§ Task directions
Reprint all records below exactly. No images.

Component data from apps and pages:
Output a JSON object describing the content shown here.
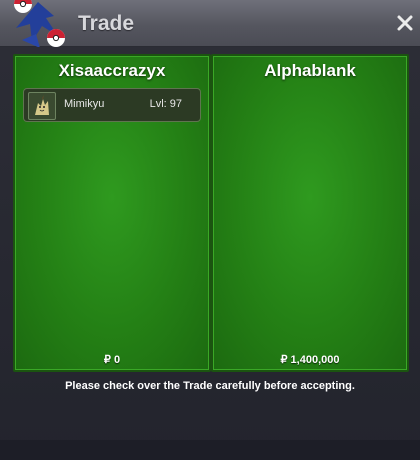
{
  "window": {
    "title": "Trade",
    "close_icon": "close-icon",
    "logo_icon": "pokeball-logo-icon"
  },
  "trade": {
    "left": {
      "player_name": "Xisaaccrazyx",
      "pokemon": [
        {
          "name": "Mimikyu",
          "level": "Lvl: 97",
          "icon": "mimikyu-sprite-icon"
        }
      ],
      "money": "₽ 0"
    },
    "right": {
      "player_name": "Alphablank",
      "pokemon": [],
      "money": "₽ 1,400,000"
    },
    "notice": "Please check over the Trade carefully before accepting."
  },
  "colors": {
    "panel_green": "#248015",
    "titlebar": "#5b5c66",
    "background": "#25262f",
    "logo_blue": "#233f9a",
    "logo_red": "#cc2233"
  }
}
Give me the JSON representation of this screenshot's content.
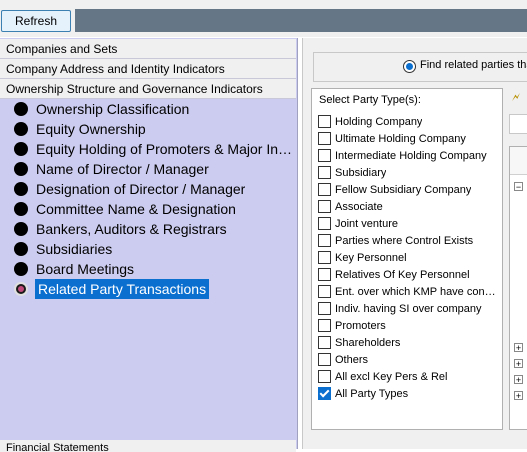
{
  "toolbar": {
    "refresh_label": "Refresh"
  },
  "sections": {
    "companies": "Companies and Sets",
    "address": "Company Address and Identity Indicators",
    "ownership": "Ownership Structure and Governance Indicators",
    "financial": "Financial Statements"
  },
  "menu_items": [
    "Ownership Classification",
    "Equity Ownership",
    "Equity Holding of Promoters & Major Inve…",
    "Name of Director / Manager",
    "Designation of Director / Manager",
    "Committee Name & Designation",
    "Bankers, Auditors & Registrars",
    "Subsidiaries",
    "Board Meetings",
    "Related Party Transactions"
  ],
  "selected_item": "Related Party Transactions",
  "right": {
    "radio_label": "Find related parties tha",
    "party_title": "Select Party Type(s):",
    "party_types": [
      {
        "label": "Holding Company",
        "checked": false
      },
      {
        "label": "Ultimate Holding Company",
        "checked": false
      },
      {
        "label": "Intermediate Holding Company",
        "checked": false
      },
      {
        "label": "Subsidiary",
        "checked": false
      },
      {
        "label": "Fellow Subsidiary Company",
        "checked": false
      },
      {
        "label": "Associate",
        "checked": false
      },
      {
        "label": "Joint venture",
        "checked": false
      },
      {
        "label": "Parties where Control Exists",
        "checked": false
      },
      {
        "label": "Key Personnel",
        "checked": false
      },
      {
        "label": "Relatives Of Key Personnel",
        "checked": false
      },
      {
        "label": "Ent. over which KMP have contr…",
        "checked": false
      },
      {
        "label": "Indiv. having SI over company",
        "checked": false
      },
      {
        "label": "Promoters",
        "checked": false
      },
      {
        "label": "Shareholders",
        "checked": false
      },
      {
        "label": "Others",
        "checked": false
      },
      {
        "label": "All excl Key Pers & Rel",
        "checked": false
      },
      {
        "label": "All Party Types",
        "checked": true
      }
    ],
    "tree_glyphs": {
      "collapse": "−",
      "expand": "+"
    }
  },
  "colors": {
    "selection": "#0b6fd0",
    "panel": "#ccccf0",
    "toolstrip": "#657686"
  }
}
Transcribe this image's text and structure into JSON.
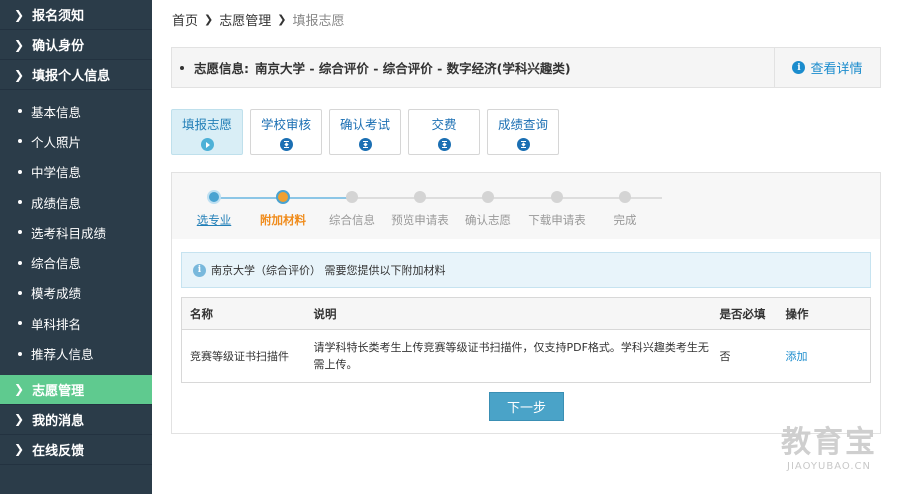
{
  "sidebar": {
    "top_items": [
      {
        "label": "报名须知"
      },
      {
        "label": "确认身份"
      },
      {
        "label": "填报个人信息"
      }
    ],
    "sub_items": [
      {
        "label": "基本信息"
      },
      {
        "label": "个人照片"
      },
      {
        "label": "中学信息"
      },
      {
        "label": "成绩信息"
      },
      {
        "label": "选考科目成绩"
      },
      {
        "label": "综合信息"
      },
      {
        "label": "模考成绩"
      },
      {
        "label": "单科排名"
      },
      {
        "label": "推荐人信息"
      }
    ],
    "bottom_items": [
      {
        "label": "志愿管理",
        "active": true
      },
      {
        "label": "我的消息"
      },
      {
        "label": "在线反馈"
      }
    ],
    "active_color": "#5fca8f",
    "bg_color": "#2b3c49"
  },
  "breadcrumb": {
    "home": "首页",
    "section": "志愿管理",
    "current": "填报志愿"
  },
  "infobar": {
    "label": "志愿信息:",
    "value": "南京大学 - 综合评价 - 综合评价 - 数字经济(学科兴趣类)",
    "detail_link": "查看详情"
  },
  "tabs": [
    {
      "label": "填报志愿",
      "active": true
    },
    {
      "label": "学校审核"
    },
    {
      "label": "确认考试"
    },
    {
      "label": "交费"
    },
    {
      "label": "成绩查询"
    }
  ],
  "steps": [
    {
      "label": "选专业",
      "state": "done"
    },
    {
      "label": "附加材料",
      "state": "current"
    },
    {
      "label": "综合信息",
      "state": "todo"
    },
    {
      "label": "预览申请表",
      "state": "todo"
    },
    {
      "label": "确认志愿",
      "state": "todo"
    },
    {
      "label": "下载申请表",
      "state": "todo"
    },
    {
      "label": "完成",
      "state": "todo"
    }
  ],
  "notice": {
    "text": "南京大学（综合评价） 需要您提供以下附加材料"
  },
  "table": {
    "headers": {
      "name": "名称",
      "desc": "说明",
      "required": "是否必填",
      "action": "操作"
    },
    "rows": [
      {
        "name": "竞赛等级证书扫描件",
        "desc_line1": "请学科特长类考生上传竞赛等级证书扫描件，仅支持PDF格式。学科兴趣类考生无",
        "desc_line2": "需上传。",
        "required": "否",
        "action": "添加"
      }
    ]
  },
  "next_button": "下一步",
  "watermark": {
    "big": "教育宝",
    "small": "JIAOYUBAO.CN"
  }
}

§ Reply to the exercise
Output a JSON object describing the content shown here.
{
  "window": {
    "title": "Trade",
    "close_icon": "close-icon",
    "logo_icon": "pokeball-logo-icon"
  },
  "trade": {
    "left": {
      "player_name": "Xisaaccrazyx",
      "pokemon": [
        {
          "name": "Mimikyu",
          "level": "Lvl: 97",
          "icon": "mimikyu-sprite-icon"
        }
      ],
      "money": "₽ 0"
    },
    "right": {
      "player_name": "Alphablank",
      "pokemon": [],
      "money": "₽ 1,400,000"
    },
    "notice": "Please check over the Trade carefully before accepting."
  },
  "colors": {
    "panel_green": "#248015",
    "titlebar": "#5b5c66",
    "background": "#25262f",
    "logo_blue": "#233f9a",
    "logo_red": "#cc2233"
  }
}
Give me the JSON representation of this screenshot's content.
{
  "toolbar": {
    "refresh_label": "Refresh"
  },
  "sections": {
    "companies": "Companies and Sets",
    "address": "Company Address and Identity Indicators",
    "ownership": "Ownership Structure and Governance Indicators",
    "financial": "Financial Statements"
  },
  "menu_items": [
    "Ownership Classification",
    "Equity Ownership",
    "Equity Holding of Promoters & Major Inve…",
    "Name of Director / Manager",
    "Designation of Director / Manager",
    "Committee Name & Designation",
    "Bankers, Auditors & Registrars",
    "Subsidiaries",
    "Board Meetings",
    "Related Party Transactions"
  ],
  "selected_item": "Related Party Transactions",
  "right": {
    "radio_label": "Find related parties tha",
    "party_title": "Select Party Type(s):",
    "party_types": [
      {
        "label": "Holding Company",
        "checked": false
      },
      {
        "label": "Ultimate Holding Company",
        "checked": false
      },
      {
        "label": "Intermediate Holding Company",
        "checked": false
      },
      {
        "label": "Subsidiary",
        "checked": false
      },
      {
        "label": "Fellow Subsidiary Company",
        "checked": false
      },
      {
        "label": "Associate",
        "checked": false
      },
      {
        "label": "Joint venture",
        "checked": false
      },
      {
        "label": "Parties where Control Exists",
        "checked": false
      },
      {
        "label": "Key Personnel",
        "checked": false
      },
      {
        "label": "Relatives Of Key Personnel",
        "checked": false
      },
      {
        "label": "Ent. over which KMP have contr…",
        "checked": false
      },
      {
        "label": "Indiv. having SI over company",
        "checked": false
      },
      {
        "label": "Promoters",
        "checked": false
      },
      {
        "label": "Shareholders",
        "checked": false
      },
      {
        "label": "Others",
        "checked": false
      },
      {
        "label": "All excl Key Pers & Rel",
        "checked": false
      },
      {
        "label": "All Party Types",
        "checked": true
      }
    ],
    "tree_glyphs": {
      "collapse": "−",
      "expand": "+"
    }
  },
  "colors": {
    "selection": "#0b6fd0",
    "panel": "#ccccf0",
    "toolstrip": "#657686"
  }
}
Transcribe this image's text and structure into JSON.
{
  "sidebar": {
    "top_items": [
      {
        "label": "报名须知"
      },
      {
        "label": "确认身份"
      },
      {
        "label": "填报个人信息"
      }
    ],
    "sub_items": [
      {
        "label": "基本信息"
      },
      {
        "label": "个人照片"
      },
      {
        "label": "中学信息"
      },
      {
        "label": "成绩信息"
      },
      {
        "label": "选考科目成绩"
      },
      {
        "label": "综合信息"
      },
      {
        "label": "模考成绩"
      },
      {
        "label": "单科排名"
      },
      {
        "label": "推荐人信息"
      }
    ],
    "bottom_items": [
      {
        "label": "志愿管理",
        "active": true
      },
      {
        "label": "我的消息"
      },
      {
        "label": "在线反馈"
      }
    ],
    "active_color": "#5fca8f",
    "bg_color": "#2b3c49"
  },
  "breadcrumb": {
    "home": "首页",
    "section": "志愿管理",
    "current": "填报志愿"
  },
  "infobar": {
    "label": "志愿信息:",
    "value": "南京大学 - 综合评价 - 综合评价 - 数字经济(学科兴趣类)",
    "detail_link": "查看详情"
  },
  "tabs": [
    {
      "label": "填报志愿",
      "active": true
    },
    {
      "label": "学校审核"
    },
    {
      "label": "确认考试"
    },
    {
      "label": "交费"
    },
    {
      "label": "成绩查询"
    }
  ],
  "steps": [
    {
      "label": "选专业",
      "state": "done"
    },
    {
      "label": "附加材料",
      "state": "current"
    },
    {
      "label": "综合信息",
      "state": "todo"
    },
    {
      "label": "预览申请表",
      "state": "todo"
    },
    {
      "label": "确认志愿",
      "state": "todo"
    },
    {
      "label": "下载申请表",
      "state": "todo"
    },
    {
      "label": "完成",
      "state": "todo"
    }
  ],
  "notice": {
    "text": "南京大学（综合评价） 需要您提供以下附加材料"
  },
  "table": {
    "headers": {
      "name": "名称",
      "desc": "说明",
      "required": "是否必填",
      "action": "操作"
    },
    "rows": [
      {
        "name": "竞赛等级证书扫描件",
        "desc_line1": "请学科特长类考生上传竞赛等级证书扫描件，仅支持PDF格式。学科兴趣类考生无",
        "desc_line2": "需上传。",
        "required": "否",
        "action": "添加"
      }
    ]
  },
  "next_button": "下一步",
  "watermark": {
    "big": "教育宝",
    "small": "JIAOYUBAO.CN"
  }
}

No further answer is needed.